> **EXERCISE INSTRUCTIONS**
Find the string "odds" in the material. Copy every line that has it.

> **INPUT FOR THIS TASK**
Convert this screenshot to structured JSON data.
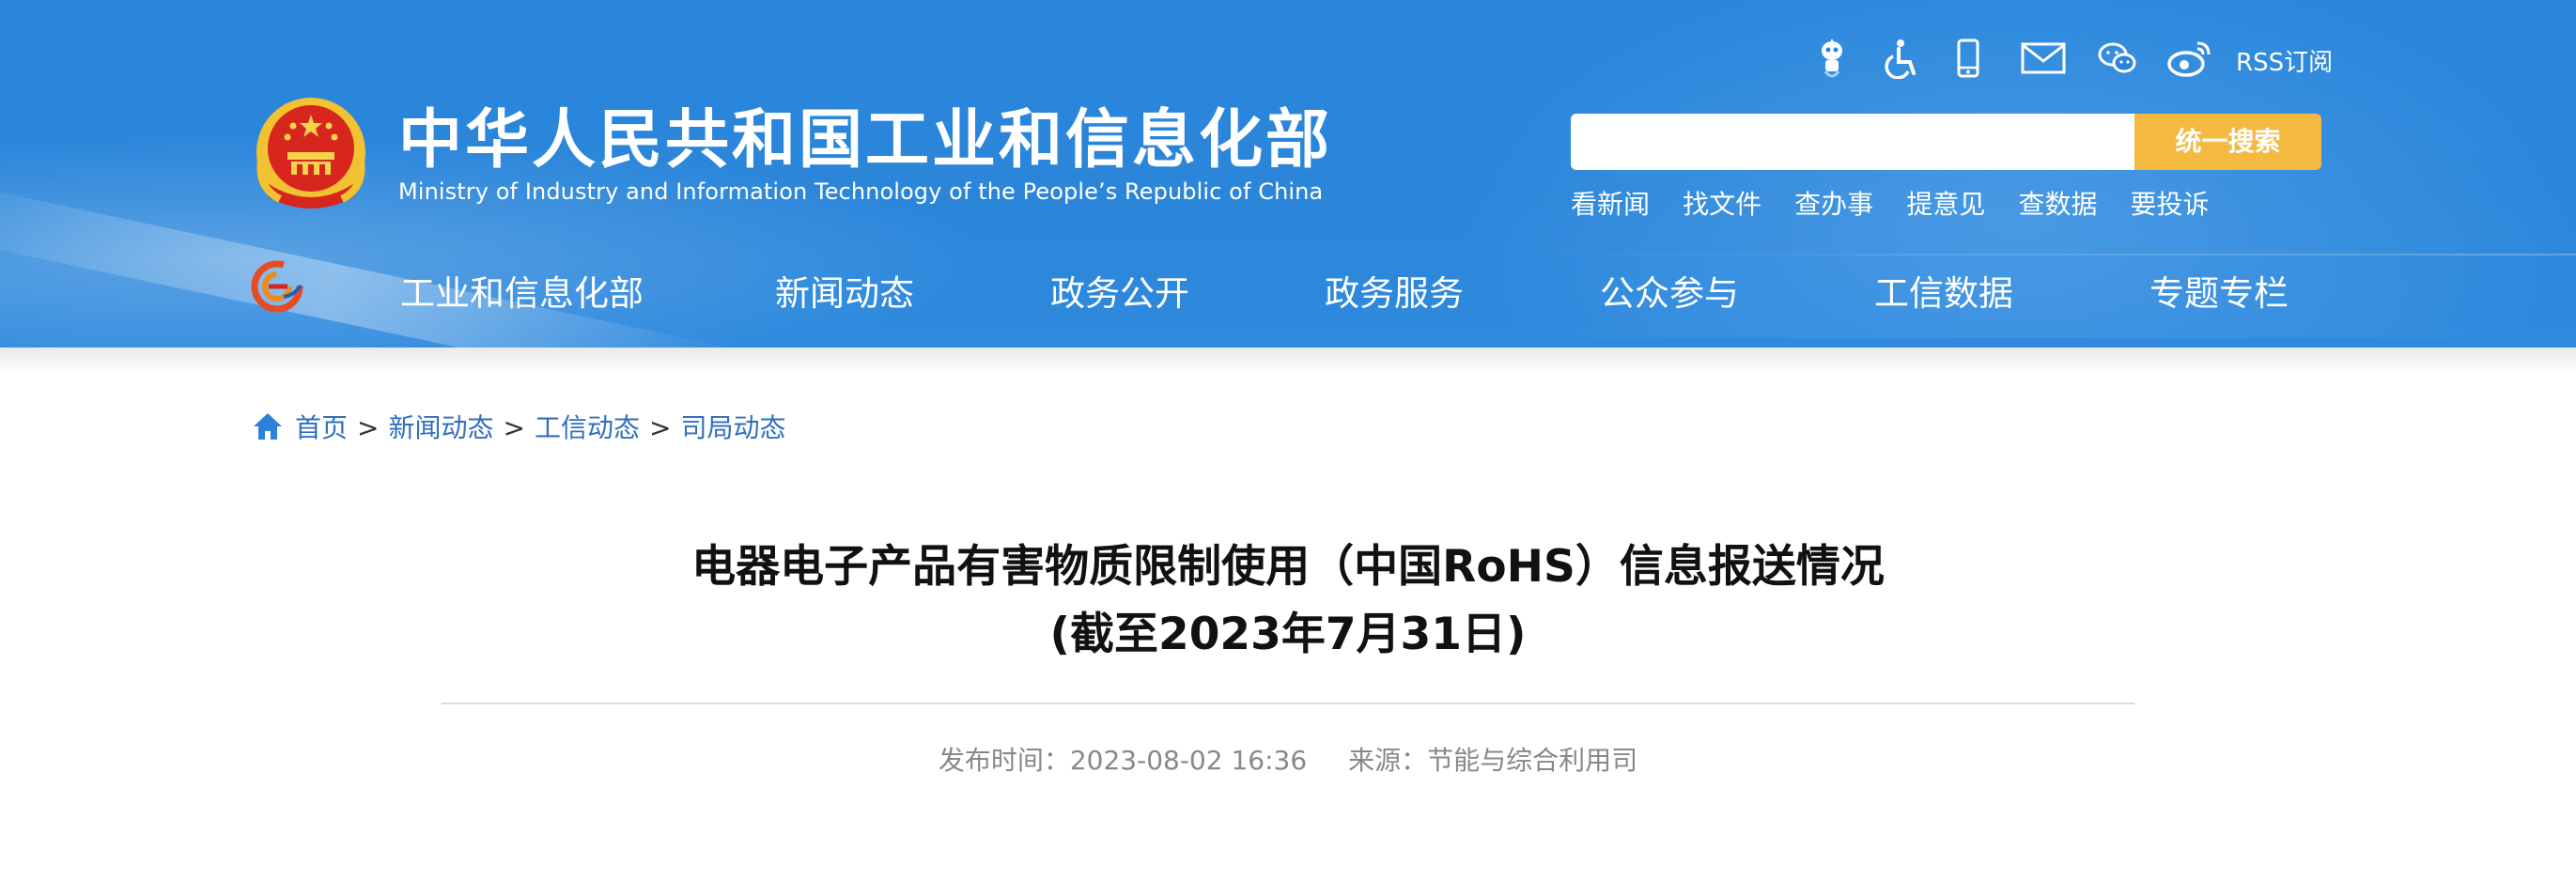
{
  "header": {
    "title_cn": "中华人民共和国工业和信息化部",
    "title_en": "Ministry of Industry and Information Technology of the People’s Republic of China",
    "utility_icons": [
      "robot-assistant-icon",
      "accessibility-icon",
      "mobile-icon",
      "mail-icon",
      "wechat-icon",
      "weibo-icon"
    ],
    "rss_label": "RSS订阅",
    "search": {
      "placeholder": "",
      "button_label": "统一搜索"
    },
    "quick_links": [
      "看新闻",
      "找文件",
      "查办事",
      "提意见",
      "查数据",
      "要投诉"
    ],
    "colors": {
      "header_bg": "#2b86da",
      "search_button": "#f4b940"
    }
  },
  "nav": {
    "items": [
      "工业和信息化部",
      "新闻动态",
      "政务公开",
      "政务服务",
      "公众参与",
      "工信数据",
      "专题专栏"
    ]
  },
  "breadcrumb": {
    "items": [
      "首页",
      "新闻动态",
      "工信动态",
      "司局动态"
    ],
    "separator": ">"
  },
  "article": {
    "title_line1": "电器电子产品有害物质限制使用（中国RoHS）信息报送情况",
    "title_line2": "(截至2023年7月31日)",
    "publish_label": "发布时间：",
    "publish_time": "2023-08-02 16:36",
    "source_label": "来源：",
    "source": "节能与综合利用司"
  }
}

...

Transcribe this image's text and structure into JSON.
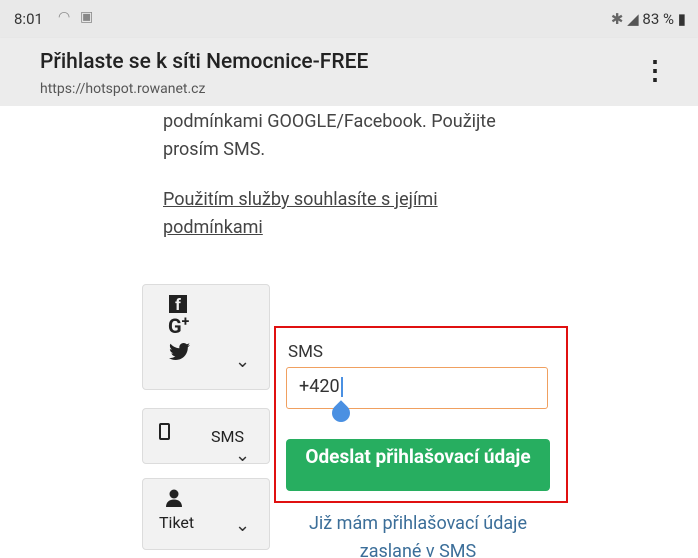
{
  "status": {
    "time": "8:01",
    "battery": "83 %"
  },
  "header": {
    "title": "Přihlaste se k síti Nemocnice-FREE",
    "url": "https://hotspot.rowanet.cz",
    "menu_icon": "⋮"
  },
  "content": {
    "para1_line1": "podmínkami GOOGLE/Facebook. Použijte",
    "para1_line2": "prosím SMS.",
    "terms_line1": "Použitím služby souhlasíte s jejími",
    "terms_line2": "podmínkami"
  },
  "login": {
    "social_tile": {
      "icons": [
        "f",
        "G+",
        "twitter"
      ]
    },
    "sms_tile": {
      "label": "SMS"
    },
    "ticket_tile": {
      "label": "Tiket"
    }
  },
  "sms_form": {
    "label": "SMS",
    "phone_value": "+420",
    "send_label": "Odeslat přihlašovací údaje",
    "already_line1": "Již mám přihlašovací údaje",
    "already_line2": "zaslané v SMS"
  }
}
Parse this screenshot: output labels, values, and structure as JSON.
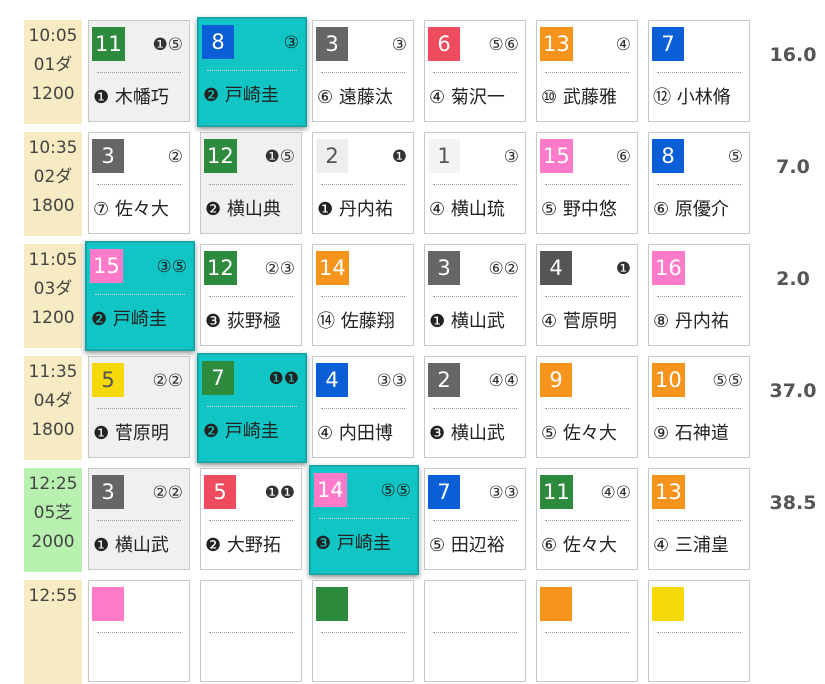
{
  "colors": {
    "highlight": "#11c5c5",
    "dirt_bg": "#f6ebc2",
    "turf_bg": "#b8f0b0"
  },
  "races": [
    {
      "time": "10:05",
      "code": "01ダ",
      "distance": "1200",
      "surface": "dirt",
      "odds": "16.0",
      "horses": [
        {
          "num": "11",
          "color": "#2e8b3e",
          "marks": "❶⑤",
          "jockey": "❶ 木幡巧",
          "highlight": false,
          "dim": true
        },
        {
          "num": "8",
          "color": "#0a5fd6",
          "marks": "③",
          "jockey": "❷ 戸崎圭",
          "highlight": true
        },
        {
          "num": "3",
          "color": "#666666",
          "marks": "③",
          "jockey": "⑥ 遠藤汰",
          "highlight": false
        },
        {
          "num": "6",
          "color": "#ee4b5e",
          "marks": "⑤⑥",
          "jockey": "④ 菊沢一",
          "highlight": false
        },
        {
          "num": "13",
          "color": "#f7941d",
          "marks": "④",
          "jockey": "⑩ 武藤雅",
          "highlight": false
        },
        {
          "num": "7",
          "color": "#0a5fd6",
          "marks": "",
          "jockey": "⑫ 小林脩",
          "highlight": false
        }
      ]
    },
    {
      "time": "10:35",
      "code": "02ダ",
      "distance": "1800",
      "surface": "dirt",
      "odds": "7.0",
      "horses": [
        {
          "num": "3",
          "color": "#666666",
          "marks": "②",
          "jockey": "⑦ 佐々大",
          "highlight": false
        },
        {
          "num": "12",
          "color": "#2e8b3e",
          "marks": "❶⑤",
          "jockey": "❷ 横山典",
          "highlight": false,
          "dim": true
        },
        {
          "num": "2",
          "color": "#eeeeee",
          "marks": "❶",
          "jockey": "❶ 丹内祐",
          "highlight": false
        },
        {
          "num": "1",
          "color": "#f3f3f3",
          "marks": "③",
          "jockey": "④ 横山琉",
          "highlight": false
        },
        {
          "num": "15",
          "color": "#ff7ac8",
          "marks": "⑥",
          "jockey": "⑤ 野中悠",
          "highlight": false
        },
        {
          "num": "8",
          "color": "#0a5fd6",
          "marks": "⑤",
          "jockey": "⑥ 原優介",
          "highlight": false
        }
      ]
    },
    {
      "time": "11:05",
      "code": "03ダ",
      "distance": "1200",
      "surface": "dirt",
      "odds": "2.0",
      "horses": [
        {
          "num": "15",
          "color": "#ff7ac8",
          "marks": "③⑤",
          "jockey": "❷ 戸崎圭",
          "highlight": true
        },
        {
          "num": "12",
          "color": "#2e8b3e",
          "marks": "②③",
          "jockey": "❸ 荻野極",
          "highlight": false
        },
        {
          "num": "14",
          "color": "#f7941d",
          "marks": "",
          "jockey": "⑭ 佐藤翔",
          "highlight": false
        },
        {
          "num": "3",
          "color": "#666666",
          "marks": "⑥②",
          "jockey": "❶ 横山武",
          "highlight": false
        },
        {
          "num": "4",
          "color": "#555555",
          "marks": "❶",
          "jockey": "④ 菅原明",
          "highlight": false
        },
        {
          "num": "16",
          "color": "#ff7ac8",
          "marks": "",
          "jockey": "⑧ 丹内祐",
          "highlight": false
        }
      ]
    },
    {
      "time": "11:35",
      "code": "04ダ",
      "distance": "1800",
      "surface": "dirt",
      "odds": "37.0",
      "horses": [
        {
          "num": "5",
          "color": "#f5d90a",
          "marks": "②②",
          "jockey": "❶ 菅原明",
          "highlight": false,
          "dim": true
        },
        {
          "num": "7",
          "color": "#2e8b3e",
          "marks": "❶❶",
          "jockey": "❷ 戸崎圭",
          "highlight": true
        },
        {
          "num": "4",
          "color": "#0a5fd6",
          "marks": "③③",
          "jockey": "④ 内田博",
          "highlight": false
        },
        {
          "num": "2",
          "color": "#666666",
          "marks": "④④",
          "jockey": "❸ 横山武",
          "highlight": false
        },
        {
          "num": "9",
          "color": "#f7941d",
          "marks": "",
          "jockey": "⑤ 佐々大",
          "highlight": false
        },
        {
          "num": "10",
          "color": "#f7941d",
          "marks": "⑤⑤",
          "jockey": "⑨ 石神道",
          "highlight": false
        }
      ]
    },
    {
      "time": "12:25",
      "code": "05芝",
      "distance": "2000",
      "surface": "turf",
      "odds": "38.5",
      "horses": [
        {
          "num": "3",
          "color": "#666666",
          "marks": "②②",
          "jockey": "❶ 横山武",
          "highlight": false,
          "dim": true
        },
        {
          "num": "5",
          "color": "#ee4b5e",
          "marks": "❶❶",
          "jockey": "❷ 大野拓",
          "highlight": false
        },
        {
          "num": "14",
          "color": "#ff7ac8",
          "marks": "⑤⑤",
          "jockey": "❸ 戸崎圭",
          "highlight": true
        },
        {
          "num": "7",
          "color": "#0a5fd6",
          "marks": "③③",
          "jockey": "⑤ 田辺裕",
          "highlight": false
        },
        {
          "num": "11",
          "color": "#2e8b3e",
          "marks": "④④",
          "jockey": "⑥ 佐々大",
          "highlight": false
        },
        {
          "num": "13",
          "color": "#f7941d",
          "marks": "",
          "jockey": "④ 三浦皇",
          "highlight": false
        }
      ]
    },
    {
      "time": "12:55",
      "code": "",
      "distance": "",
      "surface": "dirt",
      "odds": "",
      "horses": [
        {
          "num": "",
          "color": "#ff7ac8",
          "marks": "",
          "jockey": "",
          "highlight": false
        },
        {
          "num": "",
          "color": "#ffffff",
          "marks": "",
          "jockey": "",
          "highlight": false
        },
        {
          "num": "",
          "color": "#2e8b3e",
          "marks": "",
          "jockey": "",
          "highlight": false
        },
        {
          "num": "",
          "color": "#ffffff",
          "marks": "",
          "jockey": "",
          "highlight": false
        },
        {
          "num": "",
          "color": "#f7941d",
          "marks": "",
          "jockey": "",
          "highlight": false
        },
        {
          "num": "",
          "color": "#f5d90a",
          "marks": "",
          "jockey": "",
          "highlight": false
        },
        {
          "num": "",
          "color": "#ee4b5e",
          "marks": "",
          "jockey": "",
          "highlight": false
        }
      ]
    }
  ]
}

> **SOLUTION TO THE PROBLEM**
      "odds": "16.0",
      "odds": "7.0",
      "odds": "2.0",
      "odds": "37.0",
      "odds": "38.5",
      "odds": "",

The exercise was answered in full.